With camp set up and lunch settled, we headed out to a nearby waterhole called Donkey Springs, across 8kms of reasonable station tracks. Donkey Springs is a wonderful series of pools and small waterfalls, complete with water lilies and even a bit of rock art. We hiked for a bit, admiring the lovely setting, before taking refreshing dip in the third pool. We had the whole place to ourselves.
We headed back to camp for refreshment before taking a 1.5km walk to the nearby Paradise Pool and Paradise Falls. While these were both pretty spots, neither ranked as a “paradise”, with the water flowing having slowed to a mere trickle. There was enough of a clean pool to entice us in for a quick dip but we didn’t stay long, getting back to camp in time to settle in. Our neighbours, two women (Diana and Onnie), were having a spot of bother with their solar charging system so we played around with that but failed to make much headway. We did spend some time admiring their wonderful off-road caravan called an Adventure Trek. This is the best of its kind I have seen so it might be time to lock away the credit card until we calm down.
The next day we explored further, driving approximately 35km North to Grevillia Gorge. This is a very beautiful gorge, possibly the nicest in the Kimberley. It reminds me of Bell Gorge, with its succession of tiered gorges and big waterfalls but whereas Bell Gorge has little vegetation in the gorges themselves, Grevillia has some lovely garden like settings around the pools. We were totally enchanted with the place.
Access to the main gorge is interesting, requiring a descent on a metal ladder. Christine nearly freaked out and provided some measure of entertainment for other visitors.We met Diana and Onnie there, and drove back with them to share lunch at the Plain Creek crossing. They pushed on South to Dilly Gorge, but we were worn out and elected to go back to camp for a rare afternoon nap.

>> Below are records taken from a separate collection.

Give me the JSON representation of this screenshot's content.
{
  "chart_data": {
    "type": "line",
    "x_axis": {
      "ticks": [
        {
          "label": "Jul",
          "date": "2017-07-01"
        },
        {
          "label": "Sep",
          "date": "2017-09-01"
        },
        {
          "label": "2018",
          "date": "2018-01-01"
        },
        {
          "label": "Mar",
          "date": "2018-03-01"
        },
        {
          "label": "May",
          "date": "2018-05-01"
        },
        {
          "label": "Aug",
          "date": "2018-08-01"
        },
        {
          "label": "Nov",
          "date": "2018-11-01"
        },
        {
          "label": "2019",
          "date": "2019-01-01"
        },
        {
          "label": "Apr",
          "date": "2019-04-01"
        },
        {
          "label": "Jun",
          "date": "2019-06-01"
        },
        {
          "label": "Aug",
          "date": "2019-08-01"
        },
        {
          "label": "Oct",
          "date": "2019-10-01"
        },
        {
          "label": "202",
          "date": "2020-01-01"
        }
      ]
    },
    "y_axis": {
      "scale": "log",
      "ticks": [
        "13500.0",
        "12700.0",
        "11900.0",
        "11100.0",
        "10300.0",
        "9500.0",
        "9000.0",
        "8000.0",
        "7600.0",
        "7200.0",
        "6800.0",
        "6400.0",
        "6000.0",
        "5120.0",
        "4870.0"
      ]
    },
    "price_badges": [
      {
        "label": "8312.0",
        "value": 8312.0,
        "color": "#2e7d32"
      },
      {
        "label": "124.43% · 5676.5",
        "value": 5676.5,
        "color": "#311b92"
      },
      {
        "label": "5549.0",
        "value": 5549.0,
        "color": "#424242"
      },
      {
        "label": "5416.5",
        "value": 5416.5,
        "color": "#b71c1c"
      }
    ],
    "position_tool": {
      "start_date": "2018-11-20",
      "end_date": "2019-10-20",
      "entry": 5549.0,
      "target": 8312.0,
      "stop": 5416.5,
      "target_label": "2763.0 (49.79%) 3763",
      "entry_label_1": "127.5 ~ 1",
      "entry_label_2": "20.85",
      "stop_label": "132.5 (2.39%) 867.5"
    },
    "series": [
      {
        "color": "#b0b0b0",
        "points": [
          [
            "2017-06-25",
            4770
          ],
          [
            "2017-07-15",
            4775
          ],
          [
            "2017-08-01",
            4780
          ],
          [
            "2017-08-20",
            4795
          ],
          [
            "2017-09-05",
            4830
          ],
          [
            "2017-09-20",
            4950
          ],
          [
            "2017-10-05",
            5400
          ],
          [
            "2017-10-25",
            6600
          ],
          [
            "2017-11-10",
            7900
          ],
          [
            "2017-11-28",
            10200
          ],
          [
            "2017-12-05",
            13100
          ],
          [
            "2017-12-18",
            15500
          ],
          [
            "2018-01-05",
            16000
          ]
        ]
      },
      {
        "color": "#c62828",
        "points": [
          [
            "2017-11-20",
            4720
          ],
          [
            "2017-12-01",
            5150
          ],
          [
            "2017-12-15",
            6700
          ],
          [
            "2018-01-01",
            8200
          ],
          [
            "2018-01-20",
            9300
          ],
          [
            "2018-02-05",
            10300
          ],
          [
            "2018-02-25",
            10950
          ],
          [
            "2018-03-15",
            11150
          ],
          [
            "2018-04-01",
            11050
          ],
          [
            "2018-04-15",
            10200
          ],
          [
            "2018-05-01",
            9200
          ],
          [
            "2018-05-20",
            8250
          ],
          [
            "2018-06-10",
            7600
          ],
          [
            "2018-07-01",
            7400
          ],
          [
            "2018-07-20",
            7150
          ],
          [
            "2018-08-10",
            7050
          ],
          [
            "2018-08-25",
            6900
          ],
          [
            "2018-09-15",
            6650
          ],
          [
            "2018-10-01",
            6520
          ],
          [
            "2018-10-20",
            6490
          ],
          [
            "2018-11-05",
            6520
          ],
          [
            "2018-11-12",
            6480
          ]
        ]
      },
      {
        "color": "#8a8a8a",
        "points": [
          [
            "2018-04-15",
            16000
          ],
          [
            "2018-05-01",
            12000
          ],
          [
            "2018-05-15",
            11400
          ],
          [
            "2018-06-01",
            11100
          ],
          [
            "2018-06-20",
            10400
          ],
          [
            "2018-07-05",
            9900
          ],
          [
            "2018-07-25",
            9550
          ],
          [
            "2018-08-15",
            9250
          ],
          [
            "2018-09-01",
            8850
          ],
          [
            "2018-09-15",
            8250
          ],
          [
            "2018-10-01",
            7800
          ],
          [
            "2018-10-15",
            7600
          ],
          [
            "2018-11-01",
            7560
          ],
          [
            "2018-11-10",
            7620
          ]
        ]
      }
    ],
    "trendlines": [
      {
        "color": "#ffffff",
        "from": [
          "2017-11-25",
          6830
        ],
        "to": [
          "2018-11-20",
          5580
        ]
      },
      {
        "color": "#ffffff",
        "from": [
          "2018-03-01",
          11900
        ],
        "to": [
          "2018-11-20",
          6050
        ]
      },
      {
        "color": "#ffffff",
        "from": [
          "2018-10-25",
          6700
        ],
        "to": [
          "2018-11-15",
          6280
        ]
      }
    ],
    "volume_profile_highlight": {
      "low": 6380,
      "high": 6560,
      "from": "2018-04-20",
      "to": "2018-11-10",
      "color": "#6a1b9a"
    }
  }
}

That night we joined Diana, Onnie and another set of neighbours for fireside drinks. We were entertained with some excellent guitar playing from both Glen and Onnie. A beautiful night.
From Charnley, we drove on to Windjana Gorge to set up camp for a night time performance of Jandamarra. This exciting play tells the story of Pigeon (Jandamarra) who lead an 8 year war against the white settlers in the Bunuba lands during the late 19th Century. Jandamarra lived in the “limestone” country of which Windjana is a part. Indeed, Windjana Gorge was the scene of one of the biggest battles of the war itself. With the lights playing on the walls of the ancient Devonian Reef, the play was quite a spiritual experience. The acting was excellent and the energy of the cast was quite amazing. I think that actually being in the original story’s setting made quite a difference. The only down-side was the temperature. It got quite cold, even though we had warm clothes and blankets.
The next day was a big one; we were up early, packed camp and drove to Broome. There we raced around town picking up some materials needed for some work at One Arm Point then did some personal shopping. This was followed by the 200km drive to One Arm Point. The 100km of unsealed road had deteriorated badly over the school holidays and was heavily corrugated in places. It was one of those cases where the road always looked flatter on the other side. We crawled into the Thorsby house at One Arm Point just before sundown, absolutely exhausted but ready to prepare ourselves for a week’s work at the school.